Hedonism, an exhaustive cult of beauty and a play of hidden meanings: these are the qualities which, in a vehemently anti-Romantic climate are hinted at in the Tombeau de Couperin. They are six original episodes which, in the piano version created between 1914 and 1917 after the composer had rendered war service at the front as a non-conscripted tank driver, were reduced to four, in different succession, in the score for Rolf de Maré’s Swedish Ballet. The debut of this version (Théâtre des Champs-Elysées, 1920) only preceded by a few months the definitive passing to the Pasdeloup Concerts.

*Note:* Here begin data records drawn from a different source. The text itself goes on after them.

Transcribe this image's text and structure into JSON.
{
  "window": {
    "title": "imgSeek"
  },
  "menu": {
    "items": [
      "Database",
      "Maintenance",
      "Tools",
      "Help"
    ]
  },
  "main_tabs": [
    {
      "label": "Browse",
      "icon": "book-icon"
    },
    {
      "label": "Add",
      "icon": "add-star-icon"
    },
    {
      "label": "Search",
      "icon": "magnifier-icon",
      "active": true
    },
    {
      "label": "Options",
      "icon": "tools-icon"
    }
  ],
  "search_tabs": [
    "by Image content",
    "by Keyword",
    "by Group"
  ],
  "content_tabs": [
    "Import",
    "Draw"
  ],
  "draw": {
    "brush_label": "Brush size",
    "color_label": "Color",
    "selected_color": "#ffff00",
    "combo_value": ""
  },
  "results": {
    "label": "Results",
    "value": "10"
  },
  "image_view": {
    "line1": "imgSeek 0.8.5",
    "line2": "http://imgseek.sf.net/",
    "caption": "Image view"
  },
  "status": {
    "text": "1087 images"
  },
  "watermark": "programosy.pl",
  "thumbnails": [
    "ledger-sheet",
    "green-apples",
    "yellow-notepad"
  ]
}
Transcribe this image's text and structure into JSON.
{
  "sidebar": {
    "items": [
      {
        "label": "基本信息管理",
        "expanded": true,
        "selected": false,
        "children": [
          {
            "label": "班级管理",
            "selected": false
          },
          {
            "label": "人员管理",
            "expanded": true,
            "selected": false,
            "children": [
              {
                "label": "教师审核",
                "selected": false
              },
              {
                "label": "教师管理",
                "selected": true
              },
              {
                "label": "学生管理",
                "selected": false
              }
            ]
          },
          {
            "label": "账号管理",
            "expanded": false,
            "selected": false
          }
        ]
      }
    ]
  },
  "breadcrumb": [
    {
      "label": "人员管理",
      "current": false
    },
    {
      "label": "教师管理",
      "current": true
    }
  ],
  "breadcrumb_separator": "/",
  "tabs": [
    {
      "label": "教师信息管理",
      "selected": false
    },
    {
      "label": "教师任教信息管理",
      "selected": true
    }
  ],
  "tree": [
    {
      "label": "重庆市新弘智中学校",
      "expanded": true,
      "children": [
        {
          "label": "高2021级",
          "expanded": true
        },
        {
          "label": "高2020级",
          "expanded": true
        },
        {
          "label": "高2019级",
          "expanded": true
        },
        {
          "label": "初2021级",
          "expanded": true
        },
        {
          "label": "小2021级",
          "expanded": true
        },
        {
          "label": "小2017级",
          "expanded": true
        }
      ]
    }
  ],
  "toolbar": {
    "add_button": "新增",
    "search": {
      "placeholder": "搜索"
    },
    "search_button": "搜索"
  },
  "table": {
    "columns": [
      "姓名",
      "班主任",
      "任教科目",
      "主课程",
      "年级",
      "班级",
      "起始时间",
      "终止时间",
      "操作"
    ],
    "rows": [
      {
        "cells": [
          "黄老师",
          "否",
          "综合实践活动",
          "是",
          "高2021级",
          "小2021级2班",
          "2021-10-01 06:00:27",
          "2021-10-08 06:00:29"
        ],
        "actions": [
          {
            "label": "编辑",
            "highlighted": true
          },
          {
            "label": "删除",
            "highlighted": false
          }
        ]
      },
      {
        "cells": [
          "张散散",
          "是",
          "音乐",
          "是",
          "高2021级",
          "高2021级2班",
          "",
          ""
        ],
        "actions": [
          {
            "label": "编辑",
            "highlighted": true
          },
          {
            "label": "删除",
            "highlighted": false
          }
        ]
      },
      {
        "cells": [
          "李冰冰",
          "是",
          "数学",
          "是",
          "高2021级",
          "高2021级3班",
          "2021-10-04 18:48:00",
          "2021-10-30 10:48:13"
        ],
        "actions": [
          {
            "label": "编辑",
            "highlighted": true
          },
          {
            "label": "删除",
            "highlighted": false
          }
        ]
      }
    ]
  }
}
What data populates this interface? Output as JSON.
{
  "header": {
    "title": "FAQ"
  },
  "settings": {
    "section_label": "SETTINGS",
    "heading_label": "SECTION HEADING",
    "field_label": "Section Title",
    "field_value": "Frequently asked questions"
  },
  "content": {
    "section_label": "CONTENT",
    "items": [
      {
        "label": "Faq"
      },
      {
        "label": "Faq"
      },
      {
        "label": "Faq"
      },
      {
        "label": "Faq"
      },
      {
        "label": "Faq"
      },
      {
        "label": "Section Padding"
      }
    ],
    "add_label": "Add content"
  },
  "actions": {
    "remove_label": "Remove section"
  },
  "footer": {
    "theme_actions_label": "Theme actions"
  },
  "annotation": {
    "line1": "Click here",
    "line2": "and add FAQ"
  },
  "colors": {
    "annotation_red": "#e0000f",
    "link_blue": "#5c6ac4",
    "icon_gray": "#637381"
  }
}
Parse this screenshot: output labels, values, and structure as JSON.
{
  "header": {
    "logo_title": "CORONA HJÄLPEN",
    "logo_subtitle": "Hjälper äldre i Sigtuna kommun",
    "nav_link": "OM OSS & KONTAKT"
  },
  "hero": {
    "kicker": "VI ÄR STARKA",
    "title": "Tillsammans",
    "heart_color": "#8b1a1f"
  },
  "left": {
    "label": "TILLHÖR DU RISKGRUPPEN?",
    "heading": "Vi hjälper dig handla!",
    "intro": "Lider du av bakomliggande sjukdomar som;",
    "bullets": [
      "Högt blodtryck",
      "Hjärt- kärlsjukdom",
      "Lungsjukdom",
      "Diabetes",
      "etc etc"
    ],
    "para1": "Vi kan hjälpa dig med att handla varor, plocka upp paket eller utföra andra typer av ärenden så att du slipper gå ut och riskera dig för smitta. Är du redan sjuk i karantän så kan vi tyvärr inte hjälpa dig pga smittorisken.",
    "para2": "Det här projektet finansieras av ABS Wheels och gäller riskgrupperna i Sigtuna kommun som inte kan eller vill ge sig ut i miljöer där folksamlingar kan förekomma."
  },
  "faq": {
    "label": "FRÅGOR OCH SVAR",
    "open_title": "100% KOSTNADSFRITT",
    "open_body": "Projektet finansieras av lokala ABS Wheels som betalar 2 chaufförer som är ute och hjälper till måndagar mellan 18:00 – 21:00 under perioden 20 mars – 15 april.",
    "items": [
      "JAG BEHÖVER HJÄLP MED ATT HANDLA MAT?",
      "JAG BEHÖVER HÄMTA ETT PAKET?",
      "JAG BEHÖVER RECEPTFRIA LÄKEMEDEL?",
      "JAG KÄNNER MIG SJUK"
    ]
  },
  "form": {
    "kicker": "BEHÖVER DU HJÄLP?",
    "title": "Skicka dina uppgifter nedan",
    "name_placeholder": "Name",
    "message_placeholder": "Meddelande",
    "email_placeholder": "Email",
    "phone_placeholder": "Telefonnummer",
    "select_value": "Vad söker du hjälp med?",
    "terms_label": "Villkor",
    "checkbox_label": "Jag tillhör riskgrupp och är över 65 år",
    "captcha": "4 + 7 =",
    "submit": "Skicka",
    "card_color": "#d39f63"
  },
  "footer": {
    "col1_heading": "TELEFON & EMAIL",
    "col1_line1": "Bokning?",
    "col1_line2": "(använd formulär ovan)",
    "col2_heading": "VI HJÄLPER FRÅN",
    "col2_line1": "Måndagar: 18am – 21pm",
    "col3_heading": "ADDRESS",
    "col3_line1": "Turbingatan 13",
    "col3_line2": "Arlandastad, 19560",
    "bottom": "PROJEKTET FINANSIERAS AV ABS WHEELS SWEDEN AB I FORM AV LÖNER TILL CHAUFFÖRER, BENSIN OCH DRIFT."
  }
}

World War I had caused profound turmoil in the sparkling wellbeing of the Belle époque, giving rise to a crisis in the internationalism of avant-garde forces: as if by magic cultural exchanges, meeting places and arts centres vanished into nothingness. As for orchestra, it remains a mini-collection of epitaphs, in memory of those friends who had fallen in battle. Two pages per keyboard have gone missing, the Couperin Fugue and the Toccata of dazzling virtuosity, but concentrated on the core of four episodes, in rapid succession: a Prelude replete with ornamentations, the Forlane instilled with asymmetries, the Menuet coupled with a melancholy Musette and the sparkling Rigaudon. The idea dominates of gentlemanly and stylised 18th century, an oasis of serenity counterpoised to war’s horrors, in which linguistic defilement anticipates the neo-classical vein.
This is an exceptional contribution on the relations between Paris and New York crystallising itself in Gershwin’s An American in Paris, an unplanned symphonic poem which refurbishes the myth of the modern metropolis. Completed in 1928 at the Bristol Hotel in Vienna, the piece was influenced by recollections of Paris, made during a workstay. A pair of souvenirs which were then acquired, Debussy’s complete works and four trumpet-horns of Paris taxis, which were so different from American motor horns, merged in this score which saw the light of day at New York in the same year. The critic Deems Taylor drew up a detailed profile, commissioned by Gershwin. The outcome is a unique geo-musical itinerary flowing between smiling melodies and pressing rhythms. The stroll starts in chaotic quarters (motor car horn sounds), proceeds in front of a coffee-house (the trombone sounds a music-hall motive) and arrives at the Grand Palais (English horn), before plunging into the Rive Gauche; it is here that the tourist is approached by a fellow countryman (short violin recital) carrying him into a homely atmosphere wading through Charleston rhythms, blues and jazz allusions (muted trumpets). All this happens before the stroll starts again on the opening theme and closes in a festive uproar.

Luigi Di Fronzo